## [DATA EXCERPTS]

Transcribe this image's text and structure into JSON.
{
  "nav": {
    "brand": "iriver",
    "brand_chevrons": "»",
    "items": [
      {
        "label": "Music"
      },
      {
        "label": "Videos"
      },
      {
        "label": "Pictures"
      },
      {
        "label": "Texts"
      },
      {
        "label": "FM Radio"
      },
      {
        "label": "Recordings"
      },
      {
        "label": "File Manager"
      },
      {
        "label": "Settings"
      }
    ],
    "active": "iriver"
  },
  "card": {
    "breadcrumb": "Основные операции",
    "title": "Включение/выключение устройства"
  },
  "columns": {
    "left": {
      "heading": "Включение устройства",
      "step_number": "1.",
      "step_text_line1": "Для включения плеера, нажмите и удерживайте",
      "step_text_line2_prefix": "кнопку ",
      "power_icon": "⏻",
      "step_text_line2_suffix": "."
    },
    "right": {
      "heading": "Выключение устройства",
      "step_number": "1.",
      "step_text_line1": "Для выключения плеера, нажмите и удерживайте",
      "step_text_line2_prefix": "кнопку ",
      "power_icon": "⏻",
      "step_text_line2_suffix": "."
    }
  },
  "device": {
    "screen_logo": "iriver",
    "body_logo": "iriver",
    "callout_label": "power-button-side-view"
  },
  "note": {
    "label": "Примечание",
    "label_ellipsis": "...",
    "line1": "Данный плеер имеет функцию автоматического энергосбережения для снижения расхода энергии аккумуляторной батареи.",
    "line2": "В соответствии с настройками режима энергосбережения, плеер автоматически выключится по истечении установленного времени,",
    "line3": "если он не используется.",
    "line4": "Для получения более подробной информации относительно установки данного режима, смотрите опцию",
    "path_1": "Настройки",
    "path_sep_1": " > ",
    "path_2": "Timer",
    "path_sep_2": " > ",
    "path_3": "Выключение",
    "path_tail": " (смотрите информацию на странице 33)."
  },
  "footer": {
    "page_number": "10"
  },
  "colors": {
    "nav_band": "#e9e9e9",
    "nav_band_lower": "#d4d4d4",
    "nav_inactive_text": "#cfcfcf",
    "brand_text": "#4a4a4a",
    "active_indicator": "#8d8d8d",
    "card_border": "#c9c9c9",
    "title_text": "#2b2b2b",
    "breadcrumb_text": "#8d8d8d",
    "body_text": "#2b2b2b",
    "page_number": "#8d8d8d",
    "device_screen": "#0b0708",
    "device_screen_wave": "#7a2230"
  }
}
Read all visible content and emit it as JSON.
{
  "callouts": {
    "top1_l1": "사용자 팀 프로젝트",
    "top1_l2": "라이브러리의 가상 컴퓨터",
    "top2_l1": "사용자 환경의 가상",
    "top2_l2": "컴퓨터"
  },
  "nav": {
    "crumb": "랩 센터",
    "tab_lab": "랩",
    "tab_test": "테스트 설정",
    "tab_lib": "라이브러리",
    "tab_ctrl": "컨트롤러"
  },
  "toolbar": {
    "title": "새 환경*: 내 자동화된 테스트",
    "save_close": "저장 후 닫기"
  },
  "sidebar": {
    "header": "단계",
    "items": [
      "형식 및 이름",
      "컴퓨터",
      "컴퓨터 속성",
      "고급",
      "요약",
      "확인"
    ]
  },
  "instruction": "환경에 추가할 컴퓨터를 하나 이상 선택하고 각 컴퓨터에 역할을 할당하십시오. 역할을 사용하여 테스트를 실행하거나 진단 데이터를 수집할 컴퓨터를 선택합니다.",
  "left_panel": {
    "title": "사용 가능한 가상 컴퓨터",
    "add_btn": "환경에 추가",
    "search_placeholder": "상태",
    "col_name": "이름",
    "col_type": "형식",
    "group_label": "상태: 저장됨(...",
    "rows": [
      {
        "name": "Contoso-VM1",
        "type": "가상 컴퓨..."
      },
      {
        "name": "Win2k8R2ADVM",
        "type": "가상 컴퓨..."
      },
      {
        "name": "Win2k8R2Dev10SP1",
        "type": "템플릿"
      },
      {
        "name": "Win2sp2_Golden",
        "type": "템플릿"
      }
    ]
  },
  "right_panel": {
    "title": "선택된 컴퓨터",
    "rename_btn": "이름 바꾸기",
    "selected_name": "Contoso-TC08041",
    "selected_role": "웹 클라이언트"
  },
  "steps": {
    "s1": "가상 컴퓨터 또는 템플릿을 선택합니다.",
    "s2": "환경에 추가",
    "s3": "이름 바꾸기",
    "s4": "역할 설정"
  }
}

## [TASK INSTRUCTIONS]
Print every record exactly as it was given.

## [SOLVED PROBLEM]
Transcribe this image's text and structure into JSON.
{
  "nav": {
    "brand": "iriver",
    "brand_chevrons": "»",
    "items": [
      {
        "label": "Music"
      },
      {
        "label": "Videos"
      },
      {
        "label": "Pictures"
      },
      {
        "label": "Texts"
      },
      {
        "label": "FM Radio"
      },
      {
        "label": "Recordings"
      },
      {
        "label": "File Manager"
      },
      {
        "label": "Settings"
      }
    ],
    "active": "iriver"
  },
  "card": {
    "breadcrumb": "Основные операции",
    "title": "Включение/выключение устройства"
  },
  "columns": {
    "left": {
      "heading": "Включение устройства",
      "step_number": "1.",
      "step_text_line1": "Для включения плеера, нажмите и удерживайте",
      "step_text_line2_prefix": "кнопку ",
      "power_icon": "⏻",
      "step_text_line2_suffix": "."
    },
    "right": {
      "heading": "Выключение устройства",
      "step_number": "1.",
      "step_text_line1": "Для выключения плеера, нажмите и удерживайте",
      "step_text_line2_prefix": "кнопку ",
      "power_icon": "⏻",
      "step_text_line2_suffix": "."
    }
  },
  "device": {
    "screen_logo": "iriver",
    "body_logo": "iriver",
    "callout_label": "power-button-side-view"
  },
  "note": {
    "label": "Примечание",
    "label_ellipsis": "...",
    "line1": "Данный плеер имеет функцию автоматического энергосбережения для снижения расхода энергии аккумуляторной батареи.",
    "line2": "В соответствии с настройками режима энергосбережения, плеер автоматически выключится по истечении установленного времени,",
    "line3": "если он не используется.",
    "line4": "Для получения более подробной информации относительно установки данного режима, смотрите опцию",
    "path_1": "Настройки",
    "path_sep_1": " > ",
    "path_2": "Timer",
    "path_sep_2": " > ",
    "path_3": "Выключение",
    "path_tail": " (смотрите информацию на странице 33)."
  },
  "footer": {
    "page_number": "10"
  },
  "colors": {
    "nav_band": "#e9e9e9",
    "nav_band_lower": "#d4d4d4",
    "nav_inactive_text": "#cfcfcf",
    "brand_text": "#4a4a4a",
    "active_indicator": "#8d8d8d",
    "card_border": "#c9c9c9",
    "title_text": "#2b2b2b",
    "breadcrumb_text": "#8d8d8d",
    "body_text": "#2b2b2b",
    "page_number": "#8d8d8d",
    "device_screen": "#0b0708",
    "device_screen_wave": "#7a2230"
  }
}
Read all visible content and emit it as JSON.
{
  "callouts": {
    "top1_l1": "사용자 팀 프로젝트",
    "top1_l2": "라이브러리의 가상 컴퓨터",
    "top2_l1": "사용자 환경의 가상",
    "top2_l2": "컴퓨터"
  },
  "nav": {
    "crumb": "랩 센터",
    "tab_lab": "랩",
    "tab_test": "테스트 설정",
    "tab_lib": "라이브러리",
    "tab_ctrl": "컨트롤러"
  },
  "toolbar": {
    "title": "새 환경*: 내 자동화된 테스트",
    "save_close": "저장 후 닫기"
  },
  "sidebar": {
    "header": "단계",
    "items": [
      "형식 및 이름",
      "컴퓨터",
      "컴퓨터 속성",
      "고급",
      "요약",
      "확인"
    ]
  },
  "instruction": "환경에 추가할 컴퓨터를 하나 이상 선택하고 각 컴퓨터에 역할을 할당하십시오. 역할을 사용하여 테스트를 실행하거나 진단 데이터를 수집할 컴퓨터를 선택합니다.",
  "left_panel": {
    "title": "사용 가능한 가상 컴퓨터",
    "add_btn": "환경에 추가",
    "search_placeholder": "상태",
    "col_name": "이름",
    "col_type": "형식",
    "group_label": "상태: 저장됨(...",
    "rows": [
      {
        "name": "Contoso-VM1",
        "type": "가상 컴퓨..."
      },
      {
        "name": "Win2k8R2ADVM",
        "type": "가상 컴퓨..."
      },
      {
        "name": "Win2k8R2Dev10SP1",
        "type": "템플릿"
      },
      {
        "name": "Win2sp2_Golden",
        "type": "템플릿"
      }
    ]
  },
  "right_panel": {
    "title": "선택된 컴퓨터",
    "rename_btn": "이름 바꾸기",
    "selected_name": "Contoso-TC08041",
    "selected_role": "웹 클라이언트"
  },
  "steps": {
    "s1": "가상 컴퓨터 또는 템플릿을 선택합니다.",
    "s2": "환경에 추가",
    "s3": "이름 바꾸기",
    "s4": "역할 설정"
  }
}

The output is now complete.